- **What you are asked to do**
When a line of the entries below contains "this", it counts once; state how many such lines there are and nothing else.

- **Supplied material**
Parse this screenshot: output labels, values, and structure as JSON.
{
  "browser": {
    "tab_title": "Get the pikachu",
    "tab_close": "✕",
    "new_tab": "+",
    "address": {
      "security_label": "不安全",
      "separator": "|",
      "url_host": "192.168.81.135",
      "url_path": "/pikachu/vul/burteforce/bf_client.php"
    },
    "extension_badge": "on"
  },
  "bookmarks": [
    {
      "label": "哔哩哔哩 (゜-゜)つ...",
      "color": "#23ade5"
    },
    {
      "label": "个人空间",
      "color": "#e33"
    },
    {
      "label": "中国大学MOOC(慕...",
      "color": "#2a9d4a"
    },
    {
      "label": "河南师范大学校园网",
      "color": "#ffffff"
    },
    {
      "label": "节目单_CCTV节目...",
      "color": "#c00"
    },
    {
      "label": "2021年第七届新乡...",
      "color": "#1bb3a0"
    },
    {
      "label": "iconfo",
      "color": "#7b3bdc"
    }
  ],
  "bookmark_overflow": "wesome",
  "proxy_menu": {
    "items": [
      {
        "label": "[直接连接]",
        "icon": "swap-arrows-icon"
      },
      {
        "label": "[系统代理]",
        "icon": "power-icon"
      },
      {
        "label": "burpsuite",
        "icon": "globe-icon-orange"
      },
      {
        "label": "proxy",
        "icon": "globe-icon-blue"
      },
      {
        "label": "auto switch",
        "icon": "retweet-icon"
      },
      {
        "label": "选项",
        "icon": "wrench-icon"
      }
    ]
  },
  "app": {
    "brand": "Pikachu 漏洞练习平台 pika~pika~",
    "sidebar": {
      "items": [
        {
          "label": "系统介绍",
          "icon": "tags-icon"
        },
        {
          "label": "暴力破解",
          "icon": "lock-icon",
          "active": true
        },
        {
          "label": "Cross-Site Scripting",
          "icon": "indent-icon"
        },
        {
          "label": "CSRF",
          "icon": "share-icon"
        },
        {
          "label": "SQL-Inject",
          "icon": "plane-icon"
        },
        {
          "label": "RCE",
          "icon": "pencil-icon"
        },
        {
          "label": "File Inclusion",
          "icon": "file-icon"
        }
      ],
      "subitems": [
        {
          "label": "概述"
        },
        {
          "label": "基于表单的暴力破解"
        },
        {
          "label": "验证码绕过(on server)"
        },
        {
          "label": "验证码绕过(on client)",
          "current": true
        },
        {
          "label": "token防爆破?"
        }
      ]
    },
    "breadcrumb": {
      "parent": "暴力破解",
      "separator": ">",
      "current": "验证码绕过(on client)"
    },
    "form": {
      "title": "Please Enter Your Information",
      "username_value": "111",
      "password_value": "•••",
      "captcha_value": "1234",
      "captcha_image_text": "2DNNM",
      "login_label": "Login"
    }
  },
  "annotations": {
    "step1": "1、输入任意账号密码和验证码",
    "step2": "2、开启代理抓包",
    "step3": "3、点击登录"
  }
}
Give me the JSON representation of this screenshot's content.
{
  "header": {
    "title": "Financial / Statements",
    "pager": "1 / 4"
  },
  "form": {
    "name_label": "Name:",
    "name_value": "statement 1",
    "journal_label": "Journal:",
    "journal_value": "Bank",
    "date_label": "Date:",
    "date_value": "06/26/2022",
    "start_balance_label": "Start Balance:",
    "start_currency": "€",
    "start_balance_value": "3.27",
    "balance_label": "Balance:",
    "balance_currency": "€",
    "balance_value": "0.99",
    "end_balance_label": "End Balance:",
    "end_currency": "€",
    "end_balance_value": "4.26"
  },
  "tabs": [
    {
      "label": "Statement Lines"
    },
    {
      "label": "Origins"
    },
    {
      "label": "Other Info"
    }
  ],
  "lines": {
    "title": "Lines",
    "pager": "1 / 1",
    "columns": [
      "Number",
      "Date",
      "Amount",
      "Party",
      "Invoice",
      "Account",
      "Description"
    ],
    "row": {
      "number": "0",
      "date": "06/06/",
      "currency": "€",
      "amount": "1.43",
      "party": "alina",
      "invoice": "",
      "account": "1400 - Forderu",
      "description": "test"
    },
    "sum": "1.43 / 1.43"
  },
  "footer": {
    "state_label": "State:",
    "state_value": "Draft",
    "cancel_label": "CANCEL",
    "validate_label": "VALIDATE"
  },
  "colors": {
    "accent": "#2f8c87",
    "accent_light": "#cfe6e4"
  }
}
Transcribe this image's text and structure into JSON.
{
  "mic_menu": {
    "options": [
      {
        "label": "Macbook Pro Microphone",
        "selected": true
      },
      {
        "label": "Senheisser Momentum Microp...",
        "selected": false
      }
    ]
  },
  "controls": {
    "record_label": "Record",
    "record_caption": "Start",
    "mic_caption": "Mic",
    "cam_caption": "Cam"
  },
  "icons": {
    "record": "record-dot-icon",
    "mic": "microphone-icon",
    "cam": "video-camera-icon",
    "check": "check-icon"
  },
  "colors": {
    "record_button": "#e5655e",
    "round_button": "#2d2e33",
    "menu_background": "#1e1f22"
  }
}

- **Result of the task**
3